Reactions to Dog Vaccinations
Ensuring your dog gets the appropriate vaccinations and booster shots is one of the most important things you can do to prevent several conditions and diseases, some of which are potentially life-threatening to your four-legged friend. However, you may be concerned about the risk of reactions to various vaccines.
While side effects from dog vaccinations are relatively common, it's important to be able to recognize them when they do happen and understand what you should do, if anything. In this article, our vets will share common vaccine reactions in dogs.
Will my dog need every vaccine that's available?
Your dog's risk factors for reactions will depend on their breed, age, and lifestyle. Your veterinarian can help determine these factors and advise which shots your pooch should have and when.
What are the most common side effects of dog vaccinations?
Any time your dog has a medical procedure - including coming in for vaccines - there's a chance they may have an adverse reaction. While seeing your dog in the midst of a reaction to a shot can be concerning, and even shocking depending on severity, side effects are typically short-lived and mild.
Understanding what's happening and which actions to take if you see signs of a reaction to a vaccine in your dog can help keep both of you calmer while they get their shots and as they recover. Here are some common side effects from dog vaccinations:
Lethargy and general feelings of discomfort are by far the most common reaction dogs tend to experience after receiving an injection. They may also have a mild fever. While many people would describe these experiences as feeling 'off', if your dog is lethargic after getting shots at your local vet clinic, this is actually a signal that your pooch's immune symptoms is responding well to the vaccine.
These mild symptoms are normal and usually only last for 24-48 hours. If you notice that your dog isn't back to himself within this time frame, contact your vet.
Lumps & Bumps
Lumps and bumps are other fairly common vaccine reactions in dogs. You may see a small, firm bump appear near the injection site after your pup's vaccination. Rest assured there's no need for concern - while the site may feel somewhat tender, this is simply your dog's immune system attempting to counteract irritation in the area.
However, there is a risk of infection any time skin is punctured, so look over the injection site closely for signs of discharge, redness, swelling, or pain.
Untreated infections may lead to more serious health concerns. If the area continues to redden, become irritated or swell, call your vet.
Sneezing & Cold-Like Symptoms
Though your vet will inject most of the vaccines your dog will need, vaccines for Bordetella bronchiseptica and parainfluenza viruses are administered in the form of sprays or drops in the dog's nose.
These vaccines may trigger cold-like reactions, which may include coughing, runny nose, and sneezing.

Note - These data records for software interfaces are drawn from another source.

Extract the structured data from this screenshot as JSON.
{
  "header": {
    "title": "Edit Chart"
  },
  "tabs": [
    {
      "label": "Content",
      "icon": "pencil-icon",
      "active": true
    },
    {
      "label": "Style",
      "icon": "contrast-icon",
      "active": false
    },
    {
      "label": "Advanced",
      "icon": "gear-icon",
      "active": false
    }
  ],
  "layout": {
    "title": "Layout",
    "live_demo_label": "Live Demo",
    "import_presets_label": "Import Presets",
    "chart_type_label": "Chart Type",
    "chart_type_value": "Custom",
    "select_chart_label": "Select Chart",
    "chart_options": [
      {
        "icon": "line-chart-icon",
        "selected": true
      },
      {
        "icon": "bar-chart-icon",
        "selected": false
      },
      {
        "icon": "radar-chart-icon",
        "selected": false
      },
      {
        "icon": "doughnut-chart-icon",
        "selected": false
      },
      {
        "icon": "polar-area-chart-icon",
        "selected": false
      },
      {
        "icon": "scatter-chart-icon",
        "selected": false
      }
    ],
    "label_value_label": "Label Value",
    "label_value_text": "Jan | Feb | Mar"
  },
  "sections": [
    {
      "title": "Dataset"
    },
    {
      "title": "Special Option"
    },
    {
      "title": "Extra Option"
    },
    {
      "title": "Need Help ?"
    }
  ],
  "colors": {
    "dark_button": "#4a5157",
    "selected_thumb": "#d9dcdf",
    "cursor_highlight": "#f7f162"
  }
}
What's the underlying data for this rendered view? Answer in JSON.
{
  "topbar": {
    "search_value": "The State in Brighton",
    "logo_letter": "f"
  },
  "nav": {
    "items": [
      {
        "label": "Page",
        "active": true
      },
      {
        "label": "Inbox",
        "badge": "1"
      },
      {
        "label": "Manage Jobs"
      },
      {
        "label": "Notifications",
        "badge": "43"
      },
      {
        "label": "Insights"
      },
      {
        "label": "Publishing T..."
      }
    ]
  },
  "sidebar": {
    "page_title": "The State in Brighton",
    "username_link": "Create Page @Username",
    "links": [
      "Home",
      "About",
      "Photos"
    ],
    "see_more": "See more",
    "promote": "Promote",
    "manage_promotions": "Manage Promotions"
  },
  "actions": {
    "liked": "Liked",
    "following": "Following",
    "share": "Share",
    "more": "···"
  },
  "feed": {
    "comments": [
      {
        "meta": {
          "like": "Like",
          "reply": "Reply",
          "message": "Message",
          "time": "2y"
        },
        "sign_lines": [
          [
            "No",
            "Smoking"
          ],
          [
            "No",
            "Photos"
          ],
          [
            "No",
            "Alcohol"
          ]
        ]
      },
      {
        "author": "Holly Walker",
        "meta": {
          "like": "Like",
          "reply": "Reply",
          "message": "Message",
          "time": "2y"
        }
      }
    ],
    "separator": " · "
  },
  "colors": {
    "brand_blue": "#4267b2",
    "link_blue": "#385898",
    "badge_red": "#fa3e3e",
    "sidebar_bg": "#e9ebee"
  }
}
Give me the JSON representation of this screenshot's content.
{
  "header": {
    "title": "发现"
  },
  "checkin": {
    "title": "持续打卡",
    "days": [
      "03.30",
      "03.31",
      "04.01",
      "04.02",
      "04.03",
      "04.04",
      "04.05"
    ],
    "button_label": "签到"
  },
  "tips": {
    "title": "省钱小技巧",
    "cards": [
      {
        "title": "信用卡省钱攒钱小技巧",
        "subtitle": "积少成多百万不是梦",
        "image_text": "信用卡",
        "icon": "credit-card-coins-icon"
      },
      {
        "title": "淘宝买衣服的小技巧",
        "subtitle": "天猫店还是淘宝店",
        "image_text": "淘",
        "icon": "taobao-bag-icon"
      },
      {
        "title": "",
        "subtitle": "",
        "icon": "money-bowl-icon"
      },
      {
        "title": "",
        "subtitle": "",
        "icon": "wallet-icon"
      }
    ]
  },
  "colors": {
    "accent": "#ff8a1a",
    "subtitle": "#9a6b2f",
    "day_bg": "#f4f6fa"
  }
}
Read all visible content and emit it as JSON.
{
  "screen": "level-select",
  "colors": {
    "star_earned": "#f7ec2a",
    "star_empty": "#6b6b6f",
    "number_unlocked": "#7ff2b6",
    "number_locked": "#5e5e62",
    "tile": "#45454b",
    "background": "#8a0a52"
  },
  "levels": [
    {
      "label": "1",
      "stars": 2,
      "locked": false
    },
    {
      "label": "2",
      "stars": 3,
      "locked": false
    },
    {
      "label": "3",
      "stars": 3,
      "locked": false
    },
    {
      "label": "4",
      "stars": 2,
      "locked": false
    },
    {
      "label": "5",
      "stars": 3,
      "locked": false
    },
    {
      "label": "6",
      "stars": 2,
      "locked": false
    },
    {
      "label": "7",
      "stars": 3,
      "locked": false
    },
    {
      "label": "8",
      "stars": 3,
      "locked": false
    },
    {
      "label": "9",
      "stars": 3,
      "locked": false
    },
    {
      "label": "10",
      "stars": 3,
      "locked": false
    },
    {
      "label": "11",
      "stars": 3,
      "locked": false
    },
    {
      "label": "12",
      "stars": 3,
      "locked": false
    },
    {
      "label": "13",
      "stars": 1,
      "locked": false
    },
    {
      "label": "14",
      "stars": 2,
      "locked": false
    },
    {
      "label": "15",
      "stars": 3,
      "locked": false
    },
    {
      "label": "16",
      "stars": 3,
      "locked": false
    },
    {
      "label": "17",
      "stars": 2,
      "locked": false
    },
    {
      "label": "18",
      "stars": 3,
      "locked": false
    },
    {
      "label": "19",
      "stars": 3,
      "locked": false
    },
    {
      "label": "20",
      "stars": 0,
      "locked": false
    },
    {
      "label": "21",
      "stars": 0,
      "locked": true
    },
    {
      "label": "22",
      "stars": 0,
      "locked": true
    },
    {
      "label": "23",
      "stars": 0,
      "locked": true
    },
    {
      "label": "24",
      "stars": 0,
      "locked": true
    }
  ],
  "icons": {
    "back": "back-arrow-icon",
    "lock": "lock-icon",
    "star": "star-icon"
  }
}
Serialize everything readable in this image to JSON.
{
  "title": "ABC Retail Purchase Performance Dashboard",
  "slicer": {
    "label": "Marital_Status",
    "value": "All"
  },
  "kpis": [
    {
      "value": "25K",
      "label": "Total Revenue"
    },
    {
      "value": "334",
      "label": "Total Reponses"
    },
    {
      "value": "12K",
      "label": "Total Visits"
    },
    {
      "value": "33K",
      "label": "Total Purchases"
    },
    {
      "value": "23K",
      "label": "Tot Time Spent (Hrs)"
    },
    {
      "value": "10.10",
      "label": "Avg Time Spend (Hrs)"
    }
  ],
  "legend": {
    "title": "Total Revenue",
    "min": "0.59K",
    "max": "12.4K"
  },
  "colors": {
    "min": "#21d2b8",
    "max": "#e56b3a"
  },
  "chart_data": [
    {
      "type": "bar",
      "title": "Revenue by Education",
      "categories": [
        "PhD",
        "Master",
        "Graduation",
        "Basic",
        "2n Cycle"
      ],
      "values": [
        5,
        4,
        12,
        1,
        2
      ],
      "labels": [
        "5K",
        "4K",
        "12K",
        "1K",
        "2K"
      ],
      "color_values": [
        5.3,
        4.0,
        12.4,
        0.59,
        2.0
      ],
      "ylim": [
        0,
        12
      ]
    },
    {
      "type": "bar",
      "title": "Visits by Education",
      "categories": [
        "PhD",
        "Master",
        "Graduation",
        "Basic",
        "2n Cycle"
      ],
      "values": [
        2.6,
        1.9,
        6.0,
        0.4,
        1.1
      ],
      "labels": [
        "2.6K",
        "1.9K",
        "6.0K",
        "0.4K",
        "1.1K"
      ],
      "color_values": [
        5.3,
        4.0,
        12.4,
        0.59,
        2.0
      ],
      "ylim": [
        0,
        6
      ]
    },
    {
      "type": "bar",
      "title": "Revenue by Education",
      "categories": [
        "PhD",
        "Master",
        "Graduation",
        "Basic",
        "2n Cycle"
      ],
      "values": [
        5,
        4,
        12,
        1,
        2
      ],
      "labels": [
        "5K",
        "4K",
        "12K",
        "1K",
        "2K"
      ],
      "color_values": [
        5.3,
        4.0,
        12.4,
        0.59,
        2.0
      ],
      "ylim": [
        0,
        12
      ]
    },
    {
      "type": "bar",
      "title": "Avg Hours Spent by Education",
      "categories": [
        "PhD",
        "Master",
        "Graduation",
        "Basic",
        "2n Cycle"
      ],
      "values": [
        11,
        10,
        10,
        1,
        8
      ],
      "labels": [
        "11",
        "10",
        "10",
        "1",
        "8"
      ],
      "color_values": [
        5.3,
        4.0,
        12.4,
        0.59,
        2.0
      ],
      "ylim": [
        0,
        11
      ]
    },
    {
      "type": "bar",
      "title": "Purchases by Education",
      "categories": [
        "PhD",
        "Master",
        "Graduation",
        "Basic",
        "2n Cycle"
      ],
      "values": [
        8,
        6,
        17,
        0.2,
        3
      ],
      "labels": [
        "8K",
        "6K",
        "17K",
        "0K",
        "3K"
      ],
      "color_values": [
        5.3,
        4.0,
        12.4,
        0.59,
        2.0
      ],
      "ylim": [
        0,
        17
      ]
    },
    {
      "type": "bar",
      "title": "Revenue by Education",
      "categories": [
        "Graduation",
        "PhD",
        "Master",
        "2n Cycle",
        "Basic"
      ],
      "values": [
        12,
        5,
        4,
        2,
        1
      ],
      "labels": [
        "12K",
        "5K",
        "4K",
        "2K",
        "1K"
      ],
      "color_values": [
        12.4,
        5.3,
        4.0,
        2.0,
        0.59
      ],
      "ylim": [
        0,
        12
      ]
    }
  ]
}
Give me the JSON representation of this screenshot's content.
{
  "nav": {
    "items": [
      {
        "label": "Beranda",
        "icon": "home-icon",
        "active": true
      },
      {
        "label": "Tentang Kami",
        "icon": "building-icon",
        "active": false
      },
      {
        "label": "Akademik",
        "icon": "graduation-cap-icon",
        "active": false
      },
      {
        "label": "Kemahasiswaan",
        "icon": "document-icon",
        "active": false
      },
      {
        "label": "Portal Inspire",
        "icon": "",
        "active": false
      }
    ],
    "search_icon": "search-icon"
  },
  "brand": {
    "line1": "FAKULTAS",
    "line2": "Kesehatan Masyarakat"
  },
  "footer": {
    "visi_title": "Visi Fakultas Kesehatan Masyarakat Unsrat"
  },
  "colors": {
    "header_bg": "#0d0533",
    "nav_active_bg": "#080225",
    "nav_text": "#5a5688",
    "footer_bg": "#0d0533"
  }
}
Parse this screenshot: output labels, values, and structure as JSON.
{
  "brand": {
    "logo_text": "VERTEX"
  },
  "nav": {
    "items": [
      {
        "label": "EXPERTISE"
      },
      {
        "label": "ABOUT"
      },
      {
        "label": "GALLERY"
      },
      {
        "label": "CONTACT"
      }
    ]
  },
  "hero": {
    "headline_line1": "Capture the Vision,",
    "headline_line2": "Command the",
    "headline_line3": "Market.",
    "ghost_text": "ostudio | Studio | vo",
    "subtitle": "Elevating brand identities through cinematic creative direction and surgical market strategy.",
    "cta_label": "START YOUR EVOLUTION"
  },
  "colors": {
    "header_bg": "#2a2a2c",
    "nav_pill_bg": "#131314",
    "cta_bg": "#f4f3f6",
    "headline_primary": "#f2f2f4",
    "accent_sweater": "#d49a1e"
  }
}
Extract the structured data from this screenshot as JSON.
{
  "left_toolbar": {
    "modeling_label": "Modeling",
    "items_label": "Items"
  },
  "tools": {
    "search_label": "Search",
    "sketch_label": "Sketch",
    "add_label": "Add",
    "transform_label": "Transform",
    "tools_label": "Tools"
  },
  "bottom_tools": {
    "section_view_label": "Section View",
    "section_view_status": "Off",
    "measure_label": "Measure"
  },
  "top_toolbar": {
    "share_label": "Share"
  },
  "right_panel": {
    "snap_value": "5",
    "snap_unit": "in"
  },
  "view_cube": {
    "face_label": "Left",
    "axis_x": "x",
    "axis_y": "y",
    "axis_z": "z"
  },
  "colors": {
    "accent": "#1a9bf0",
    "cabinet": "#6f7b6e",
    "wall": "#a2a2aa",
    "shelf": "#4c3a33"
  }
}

Most pups will recover from these symptoms within one or two days. However, if your dog is showing more severe signs of a reaction, get in touch with your vet.
Having Trouble Walking After Shots
The injection site may be painful or swollen after your pooch receives their shots. Therefore, you might see some limping and paralysis. Rear (posterior) end paralysis - a condition most common in dogs that have had a Rabies shot - mean that a dog's hind or back legs cease functioning as a result of a reaction.
As unnerving as this sounds, the paralysis is not permanent and will probably improve on the tenth day after symptoms first appear. If your dog is having trouble walking after getting his shots, monitor any paralysis or limping symptoms closely and ask your vet for advice.
Yelping or Crying After Vaccination
You might feel concerned if your puppy is yelping when you pick him or her up after their vaccination. Your instinct may be to ask your vet, 'Why is my puppy crying when I pick him up after his shots?'
However, this reaction is also natural and not something to worry about. Yelping will usually stop in a few hours, or a day or two at the most. If your puppy is still yelping beyond the 48-hour timeframe, contact your vet.
Serious Reactions to Vaccines
Most vaccine-related reactions are mild and short-lived, however in rare cases severe reactions do happen and will require immediate medical treatment. Anaphylaxis is one such severe reaction and can lead to itchiness, swelling in the face, vomiting, diarrhea, hives and difficulty breathing. If any of the symptoms above appear in your dog, contact your vet or your nearest emergency veterinary clinic immediately.
Can I prevent my dog from having a reaction?
Remember that your dog's risk of having a serious reaction to vaccines is very low. Notify your veterinarian if your dog has previously experienced side effects from vaccinations - he or she may recommend skipping a specific vaccine in the future.
Particularly for smaller breed dogs, risk of vaccine reactions increases somewhat when multiple vaccinations are administered on one day. To help reduce risk of reaction for your dog, your vet may recommend scheduling your dog's shots over the course of several days.
Note: The advice provided in this post is intended for informational purposes and does not constitute medical advice regarding pets. For an accurate diagnosis of your pet's condition, please make an appointment with your vet.